§ **Problem to solve**
If a record holds a picture, drop the picture and return the rest of the record word for word.

Stored entries
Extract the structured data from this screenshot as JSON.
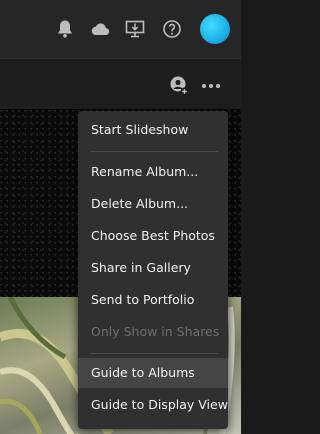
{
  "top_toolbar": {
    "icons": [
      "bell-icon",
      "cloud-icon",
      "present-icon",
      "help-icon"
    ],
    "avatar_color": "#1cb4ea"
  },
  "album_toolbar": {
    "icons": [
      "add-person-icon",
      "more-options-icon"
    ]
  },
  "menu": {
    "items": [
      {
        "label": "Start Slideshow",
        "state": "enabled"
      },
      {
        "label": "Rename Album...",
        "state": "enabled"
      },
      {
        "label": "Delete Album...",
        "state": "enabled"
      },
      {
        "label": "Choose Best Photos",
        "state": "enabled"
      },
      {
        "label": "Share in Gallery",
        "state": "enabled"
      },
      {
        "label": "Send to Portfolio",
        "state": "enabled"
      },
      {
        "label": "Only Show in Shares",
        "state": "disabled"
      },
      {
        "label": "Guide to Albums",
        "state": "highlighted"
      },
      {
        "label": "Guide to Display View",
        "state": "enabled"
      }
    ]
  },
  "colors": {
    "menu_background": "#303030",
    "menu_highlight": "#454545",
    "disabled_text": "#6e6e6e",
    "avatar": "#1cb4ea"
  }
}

§ **Output for this task**
Extract the structured data from this screenshot as JSON.
{
  "top_toolbar": {
    "icons": [
      "bell-icon",
      "cloud-icon",
      "present-icon",
      "help-icon"
    ],
    "avatar_color": "#1cb4ea"
  },
  "album_toolbar": {
    "icons": [
      "add-person-icon",
      "more-options-icon"
    ]
  },
  "menu": {
    "items": [
      {
        "label": "Start Slideshow",
        "state": "enabled"
      },
      {
        "label": "Rename Album...",
        "state": "enabled"
      },
      {
        "label": "Delete Album...",
        "state": "enabled"
      },
      {
        "label": "Choose Best Photos",
        "state": "enabled"
      },
      {
        "label": "Share in Gallery",
        "state": "enabled"
      },
      {
        "label": "Send to Portfolio",
        "state": "enabled"
      },
      {
        "label": "Only Show in Shares",
        "state": "disabled"
      },
      {
        "label": "Guide to Albums",
        "state": "highlighted"
      },
      {
        "label": "Guide to Display View",
        "state": "enabled"
      }
    ]
  },
  "colors": {
    "menu_background": "#303030",
    "menu_highlight": "#454545",
    "disabled_text": "#6e6e6e",
    "avatar": "#1cb4ea"
  }
}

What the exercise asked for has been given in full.